*EXERCISE GOAL*: State the number of lines in the material below that contain the word "name", without any other text.

#### TASK MATERIAL ####

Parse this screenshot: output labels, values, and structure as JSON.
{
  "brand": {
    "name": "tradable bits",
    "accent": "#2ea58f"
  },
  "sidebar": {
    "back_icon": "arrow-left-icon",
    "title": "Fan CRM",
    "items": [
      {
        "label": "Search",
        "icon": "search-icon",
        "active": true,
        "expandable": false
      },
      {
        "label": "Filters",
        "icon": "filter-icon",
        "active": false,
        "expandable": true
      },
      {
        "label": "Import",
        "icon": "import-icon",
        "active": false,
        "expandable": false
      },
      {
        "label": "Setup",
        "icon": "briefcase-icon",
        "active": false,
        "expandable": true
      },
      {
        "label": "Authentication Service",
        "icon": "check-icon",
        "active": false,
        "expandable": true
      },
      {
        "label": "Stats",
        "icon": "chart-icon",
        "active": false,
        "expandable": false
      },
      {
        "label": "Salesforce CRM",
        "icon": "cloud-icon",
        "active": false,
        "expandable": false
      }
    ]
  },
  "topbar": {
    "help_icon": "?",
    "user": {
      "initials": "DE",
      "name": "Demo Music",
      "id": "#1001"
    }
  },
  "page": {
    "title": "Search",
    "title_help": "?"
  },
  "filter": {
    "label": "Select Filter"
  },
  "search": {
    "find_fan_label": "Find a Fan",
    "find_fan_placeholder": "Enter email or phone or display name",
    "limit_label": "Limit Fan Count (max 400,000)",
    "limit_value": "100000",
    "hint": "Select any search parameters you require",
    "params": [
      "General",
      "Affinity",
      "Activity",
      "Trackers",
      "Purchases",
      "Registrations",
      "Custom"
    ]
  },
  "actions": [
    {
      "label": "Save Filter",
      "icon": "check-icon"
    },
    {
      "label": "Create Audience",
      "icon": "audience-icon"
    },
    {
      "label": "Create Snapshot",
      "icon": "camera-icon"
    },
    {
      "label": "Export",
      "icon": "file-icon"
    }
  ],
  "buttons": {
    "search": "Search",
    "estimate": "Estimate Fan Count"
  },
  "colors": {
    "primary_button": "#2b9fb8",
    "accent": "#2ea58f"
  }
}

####

*RESPONSE TO THIS EXERCISE*: 3